The result is one of the most wearable and courtly blue-dial Swiss watches on the market. On leather, as it is here, it purposefulness go perfectly with anything your smart-casual working apparel could throw at it, but put it on steel or rubber and it’s a trusty weekend fellow. We defy you to find a sartorial situation it couldn’t handle.

Buy Now: £4,900.00

Zenith Defy Classic

Nomos Glashütte Autobahn Neomatik Datum Self-regulating

This was certainly a surprise from Nomos when it was exposed in 2018. It’s still got the brand’s signature mid-century flavour, but this set Nomos has applied its look to a driving watch. The first fetish you’ll likely notice is the dial, which is inspired by analogue car springs from decades gone by.

It is busy for a Nomos, but, in keeping with the Bauhaus mantra of appearance following function, that central scale that looks dig decoration isn’t extraneous detail. It is actually lume so you can read the patch at night by seeing where the shadow falls from the hour jurisdiction. There are also other lovely details such as the broke seconds sub-dial and quick-set date that works in either guiding. And added to that once you put it on you’ll be singing Kraftwerk all day; that’s guaranteed to put a fly in your step.

Buy Now: £3,800.00

Nomos Glashütte Autobahn Neomatik Datum Automatic

Breitling Aviator 8 Chronograph Curtiss Warhawk

Breitling has been hub on its non-aviation watches lately but it’s back celebrating all things skyward with a triplet of watches commemorating the brand’s partnership with the makers of the iconic US military airplane – the Curtiss P-40 Warhawk, a single-seater, ground-attack dexterity that first flew in 1938.

It is a classic vintage pilot’s chronograph with colossal numbers coated in SuperLuminova for easy legibility day or night, the chronograph pushers are reassuringly chunky and sludgy leafy for the dial and strap adds to the military-issue feel. Keeping the unbroken thing ticking is Breitling’s Calibre 13, which is an combined chronograph with quickset date based on the famous Valjoux 7750.

Breitling may be troublesome to branch out into other arenas, but this brand and aviation is a colloid that just, well, flies.

Buy Now: £4,330.00

Breitling Aviator 8 Chronograph 43 Curtiss Warhawk Edition

Tudor Glamour Copy Date

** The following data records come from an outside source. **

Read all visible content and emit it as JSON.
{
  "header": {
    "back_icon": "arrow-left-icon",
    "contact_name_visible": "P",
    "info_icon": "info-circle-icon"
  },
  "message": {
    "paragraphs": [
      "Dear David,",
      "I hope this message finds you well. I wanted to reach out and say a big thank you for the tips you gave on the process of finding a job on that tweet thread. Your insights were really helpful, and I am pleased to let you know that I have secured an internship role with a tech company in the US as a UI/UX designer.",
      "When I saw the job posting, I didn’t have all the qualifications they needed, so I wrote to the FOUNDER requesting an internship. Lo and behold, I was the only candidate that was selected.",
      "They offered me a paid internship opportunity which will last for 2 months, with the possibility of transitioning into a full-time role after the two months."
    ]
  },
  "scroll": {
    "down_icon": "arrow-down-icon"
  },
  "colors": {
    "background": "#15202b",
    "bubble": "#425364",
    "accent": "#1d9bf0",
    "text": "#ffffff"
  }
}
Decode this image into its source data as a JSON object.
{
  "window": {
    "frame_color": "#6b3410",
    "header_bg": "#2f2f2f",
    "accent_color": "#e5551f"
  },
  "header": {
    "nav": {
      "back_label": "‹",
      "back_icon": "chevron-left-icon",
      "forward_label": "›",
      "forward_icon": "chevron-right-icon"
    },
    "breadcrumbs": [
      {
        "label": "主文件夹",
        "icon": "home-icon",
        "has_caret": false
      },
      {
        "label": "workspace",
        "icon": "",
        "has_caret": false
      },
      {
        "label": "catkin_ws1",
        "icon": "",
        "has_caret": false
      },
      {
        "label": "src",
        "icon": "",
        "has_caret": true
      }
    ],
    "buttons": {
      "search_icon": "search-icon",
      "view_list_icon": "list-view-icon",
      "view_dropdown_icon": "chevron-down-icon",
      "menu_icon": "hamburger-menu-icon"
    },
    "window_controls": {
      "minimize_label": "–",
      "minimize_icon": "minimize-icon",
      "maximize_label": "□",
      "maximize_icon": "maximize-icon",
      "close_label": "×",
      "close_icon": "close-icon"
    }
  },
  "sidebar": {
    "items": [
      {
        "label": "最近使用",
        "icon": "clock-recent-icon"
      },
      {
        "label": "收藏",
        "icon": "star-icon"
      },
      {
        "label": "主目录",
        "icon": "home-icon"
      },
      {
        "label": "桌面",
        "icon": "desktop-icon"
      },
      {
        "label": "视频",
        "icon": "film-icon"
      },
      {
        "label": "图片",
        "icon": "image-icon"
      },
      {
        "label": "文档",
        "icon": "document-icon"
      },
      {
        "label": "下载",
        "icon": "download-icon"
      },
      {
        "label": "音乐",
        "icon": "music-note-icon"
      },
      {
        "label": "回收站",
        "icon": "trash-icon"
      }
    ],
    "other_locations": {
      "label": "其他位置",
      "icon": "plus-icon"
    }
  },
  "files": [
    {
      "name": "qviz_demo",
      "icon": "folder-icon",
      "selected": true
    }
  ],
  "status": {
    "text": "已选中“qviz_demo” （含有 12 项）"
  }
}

No, that isn’t a typo. This is actually a Tudor; made by the for all that people who brought you such testosterone-fuelled designs as the Black Bay and the Pelagos. Originated last year, this is Tudor’s bid to get itself on the wrist of the man hither town during his working week. Other than scheme a great looking everyday watch, the brand has made a subject of how much horological bang you are getting for comparatively reasonable bucks.

Powering it is the in-house MT5641, which was engendered especially for this collection and features a silicon balance origin, COSC certification and a 70-hour power reserve. Which is clever if you want this as your nine-to-fiver – you can swap for something stylish at the weekend but won’t have to worry about winding it when the horn gets you up on Monday morning.

Buy Now: £2,300.00

Tudor Glamour Double Date

Grand Seiko Spring Trip

Grand Seiko used to be a watch world secret – it was no more than sold in Japan and renowned for its austere designs, beautiful fulfiling and incredibly competitive prices. Thankfully, they are now more extremely available, which means this iconic Spring Proceed is just a mouse click away.

One of Grand Seiko’s crowning acquisitions 27 years in the making is the movement powering this awake to. It has one-second-a-day accuracy and is instantly recognisable dial-side thanks to the smoothen sweep of the seconds hand, which is achieved by placing a quartz oscillator in a cold movement.

This watch also contains the innovative ‘Occultism Lever’ mechanism, devised by the Japanese watch brand in 1959 to institute the rotor more energy efficient and deliver a 72-hour power accessible. And all contained within this reserved, unassuming steel wrapper.

Buy Now: £4,500.00

Grand Seiko Spring Drive